So this week begins with the not-surprising news that Soriano refused to join his teammates on the field after being penciled into the lineup as the starting left fielder for last night's game against LA. Bowden claims that the team will give him another chance on Wednesday; we say trade him now, even if it's for ten cents on the dollar - he's gonna walk at the end of the year anyway. Get him out of here. (Is it too late to flip-flop and say that we don't like the Soriano for Wilkerson/Sledge/Galarraga deal?)
Just last Wednesday, Tom Boswell was all giddy with rah-rah-rah about how suddenly everything was looking up for the Nationals. Thanks Boz, you jinxed it. Since then, while the Nationals have continued to play like the Bad News Bears, Guzman officially joined the Torn Labrum Club (no matter how bad he stunk it up last year, its not good news), and then the clincher: the irreplaceable Luis Ayala became the inevitable WBC casualty (every team in the majors was holding their breath, because it was inevitable that someone, somewhere, was going to go down), done for the year. And now, the Soriano soap opera continues...
If Cristian Guzman is out for the season, would the Nationals consider making Alfonso Soriano the everyday shortstop? -- D. C., Nova Scotia, Canada
Sure, why not. They could also consider making him a starting pitcher, bullpen coach, left fielder...
I know Michael Tucker was brought in to provide experience off the bench, but Kenny Kelly and George Lombard are both having a better camp. Is there a chance of either beating Tucker out? -- J. N., Ottawa, Ontario
I don't know.
Why don't the Nationals give Billy Traber a shot to be a starter? He seems to be having a good Spring Training. -- A. K., Mountain Brook, Ala.
Traber will probably get his shot sometime before the All Star break - just give it a while for a few more arms to fall off.
Now that Luis Ayala will be out for the season, who will become the fill his spot as the setup man? -- C. C., Frankton, Ind.
That's a great question. Maybe a bunch of the guys on the Cuban team will defect after the WBC and join Livan in Washington?
What are the Nationals' plans with the designated hitter in American League parks? -- D. S., Potomac, Md.
Come on, you didn't think Bowden signed Matt LeCroy for nothing, did you?
Given the current second base situation, do either Soriano or Jose Vidro come across as decent trade bait? -- R. L., Washington, D.C.

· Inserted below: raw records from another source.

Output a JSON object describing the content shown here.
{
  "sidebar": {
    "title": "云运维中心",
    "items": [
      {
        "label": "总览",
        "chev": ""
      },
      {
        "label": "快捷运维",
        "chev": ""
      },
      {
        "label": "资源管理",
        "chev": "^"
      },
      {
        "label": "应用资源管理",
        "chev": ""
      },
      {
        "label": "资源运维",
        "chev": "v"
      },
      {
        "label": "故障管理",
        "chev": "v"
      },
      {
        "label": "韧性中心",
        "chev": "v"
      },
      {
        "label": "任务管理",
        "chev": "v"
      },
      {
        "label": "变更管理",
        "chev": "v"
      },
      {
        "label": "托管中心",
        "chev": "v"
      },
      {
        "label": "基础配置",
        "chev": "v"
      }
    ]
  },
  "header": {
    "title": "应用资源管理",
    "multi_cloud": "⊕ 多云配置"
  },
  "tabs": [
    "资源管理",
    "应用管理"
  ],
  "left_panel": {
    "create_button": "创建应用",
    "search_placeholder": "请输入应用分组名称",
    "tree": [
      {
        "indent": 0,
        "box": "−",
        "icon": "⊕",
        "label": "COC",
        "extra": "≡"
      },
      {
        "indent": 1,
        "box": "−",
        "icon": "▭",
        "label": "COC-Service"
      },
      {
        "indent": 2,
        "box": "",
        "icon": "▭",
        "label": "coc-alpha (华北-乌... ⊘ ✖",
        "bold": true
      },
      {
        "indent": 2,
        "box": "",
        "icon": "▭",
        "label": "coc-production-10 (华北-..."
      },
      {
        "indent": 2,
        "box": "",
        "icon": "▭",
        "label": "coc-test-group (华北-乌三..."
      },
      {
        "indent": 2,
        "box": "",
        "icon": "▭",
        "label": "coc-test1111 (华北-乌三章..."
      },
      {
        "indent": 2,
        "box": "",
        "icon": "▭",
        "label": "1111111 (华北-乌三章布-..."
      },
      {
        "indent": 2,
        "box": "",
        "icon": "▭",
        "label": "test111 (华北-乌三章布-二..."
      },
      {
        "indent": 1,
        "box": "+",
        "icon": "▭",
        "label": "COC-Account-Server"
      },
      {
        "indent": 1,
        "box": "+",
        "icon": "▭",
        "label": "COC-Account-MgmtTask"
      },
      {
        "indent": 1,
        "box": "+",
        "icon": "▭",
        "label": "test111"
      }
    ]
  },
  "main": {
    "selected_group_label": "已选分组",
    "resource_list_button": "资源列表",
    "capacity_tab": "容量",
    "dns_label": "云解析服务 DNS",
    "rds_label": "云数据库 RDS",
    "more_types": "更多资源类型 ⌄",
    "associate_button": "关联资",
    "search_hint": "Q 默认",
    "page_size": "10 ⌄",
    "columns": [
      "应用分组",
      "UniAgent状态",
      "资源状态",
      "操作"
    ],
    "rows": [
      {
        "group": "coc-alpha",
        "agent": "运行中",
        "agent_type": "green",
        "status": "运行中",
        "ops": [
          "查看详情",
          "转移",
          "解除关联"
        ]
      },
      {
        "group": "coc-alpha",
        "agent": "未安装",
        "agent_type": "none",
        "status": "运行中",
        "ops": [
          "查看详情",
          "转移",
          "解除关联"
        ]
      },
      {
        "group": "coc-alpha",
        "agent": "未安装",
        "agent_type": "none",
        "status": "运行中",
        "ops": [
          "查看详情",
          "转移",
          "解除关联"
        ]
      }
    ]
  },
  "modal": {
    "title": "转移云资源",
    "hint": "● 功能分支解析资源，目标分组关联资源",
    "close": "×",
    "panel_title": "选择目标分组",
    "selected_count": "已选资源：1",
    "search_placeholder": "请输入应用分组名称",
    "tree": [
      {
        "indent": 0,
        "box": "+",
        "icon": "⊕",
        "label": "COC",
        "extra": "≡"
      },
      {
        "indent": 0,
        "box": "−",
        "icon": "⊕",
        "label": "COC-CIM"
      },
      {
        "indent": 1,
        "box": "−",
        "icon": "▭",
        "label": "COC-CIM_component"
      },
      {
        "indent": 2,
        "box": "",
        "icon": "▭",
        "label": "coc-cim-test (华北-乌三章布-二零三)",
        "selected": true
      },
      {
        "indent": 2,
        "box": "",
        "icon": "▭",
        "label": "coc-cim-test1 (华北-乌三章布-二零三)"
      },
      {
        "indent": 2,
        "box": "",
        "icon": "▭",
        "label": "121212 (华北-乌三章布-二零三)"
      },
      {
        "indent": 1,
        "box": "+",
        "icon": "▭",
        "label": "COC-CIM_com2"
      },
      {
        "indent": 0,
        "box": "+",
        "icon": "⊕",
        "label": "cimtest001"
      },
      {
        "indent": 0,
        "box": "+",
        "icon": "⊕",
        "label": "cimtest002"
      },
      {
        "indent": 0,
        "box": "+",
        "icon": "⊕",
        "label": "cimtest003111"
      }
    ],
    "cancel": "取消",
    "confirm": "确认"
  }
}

First, let's check Bill Ladson's answer to your question. He said: "General manager Jim Bowden is on the phone looking to make deals. It crossed my mind today that maybe he would trade Soriano to the Red Sox for outfielder Wily Mo Pena, one of Bowden's favorite players when he was GM of the Reds."
This translates loosely as: "Bowden told me today that has been on the phone with the Red Sox begging them to save his ass, because the Soriano experiment has gone so bad that its unlikely that even Cold Pizza will take him back after Bud wakes up and gets a new owner in here."
It seems like one of the biggest underlying issues to the entire Nationals' problems is a dry Minor League system. What steps do they need to take to retool the Minors? -- C. L., Alexandria, Va.
Do the Nationals view Brendan Harris as their second baseman of the future? -- J. A., Monrovia, Md.
Yes. I mean, no.
(all questions taken from The Washington Nationals Official Website)